Group pushes for relaxation of dogs Act

The Law Society has safeguarded its discretion over when to compensate victims of dishonest solicitors, following a successful appeal which it says “entirely vindicated” its policies.

In December the Court of Appeal held the Law Society was not obliged to compensate mortgage lenders defrauded by dishonest solicitors when the losses were caused principally by inflated valuations or a fall in the property market.

The decision has saved the society from paying out an estimated £20m compensation in mortgage fraud cases.

The case against the Law Society was brought by Mortgage Express and the Alliance and Leicester Building Society which argued that the Law Society unlawfully refused to compensate them in cases of mortgage fraud from the discretionary Solicitors Compensation Fund, which gives compensation to victims of dishonest solicitors.

But the Appeal Court said the Law Society's compensation policy was based on “rational and intelligible” grounds.

In mortgage fraud cases the Law Society normally compensates up to the value of the realised security on the basis that a conveyancing solicitor's principal function when acting for a commercial lender is usually to ensure that the lender obtains an effective security for its loan.

The society's legal adviser Anne Coles said: “If successful, the lenders' challenge would have destroyed the discretionary nature of the fund and turned it into another indemnity fund.
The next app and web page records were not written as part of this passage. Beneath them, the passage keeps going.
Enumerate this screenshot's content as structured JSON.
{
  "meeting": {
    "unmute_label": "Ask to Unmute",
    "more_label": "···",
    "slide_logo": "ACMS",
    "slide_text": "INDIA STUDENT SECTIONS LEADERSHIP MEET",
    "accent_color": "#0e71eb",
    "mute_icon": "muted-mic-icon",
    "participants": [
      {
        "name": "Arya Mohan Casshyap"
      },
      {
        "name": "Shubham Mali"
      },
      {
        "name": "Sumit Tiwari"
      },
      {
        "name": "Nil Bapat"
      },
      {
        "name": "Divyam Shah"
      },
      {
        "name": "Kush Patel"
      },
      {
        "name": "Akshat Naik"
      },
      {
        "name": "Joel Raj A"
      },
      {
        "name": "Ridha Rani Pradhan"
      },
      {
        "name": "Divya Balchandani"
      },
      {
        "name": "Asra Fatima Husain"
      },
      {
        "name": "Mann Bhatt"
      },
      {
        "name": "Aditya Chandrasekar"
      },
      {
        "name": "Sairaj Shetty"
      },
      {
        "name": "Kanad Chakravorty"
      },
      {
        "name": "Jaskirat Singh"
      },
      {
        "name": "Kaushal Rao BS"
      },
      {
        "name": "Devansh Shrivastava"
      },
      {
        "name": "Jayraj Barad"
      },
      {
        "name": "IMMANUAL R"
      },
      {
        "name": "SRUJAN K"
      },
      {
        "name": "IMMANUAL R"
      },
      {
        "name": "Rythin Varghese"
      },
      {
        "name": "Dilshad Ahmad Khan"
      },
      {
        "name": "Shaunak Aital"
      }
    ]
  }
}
This could have had incalculable consequences for the profession and the public we serve.”

The court refused leave to appeal to the House of Lords.

Meanwhile, 65 law firms are being taken to court by the Bristol & West Building Society over mortgage losses in cases where one lawyer acted for both borrower and lender in conveyancing deals.

Bristol & West argues that the solicitors should have warned the society when clients were a bad risk.

If successful, the case, due to start next month, could lead to other similar claims, reported to be worth £25m. Successful claims would have to be met by the Solicitors Indemnity Fund.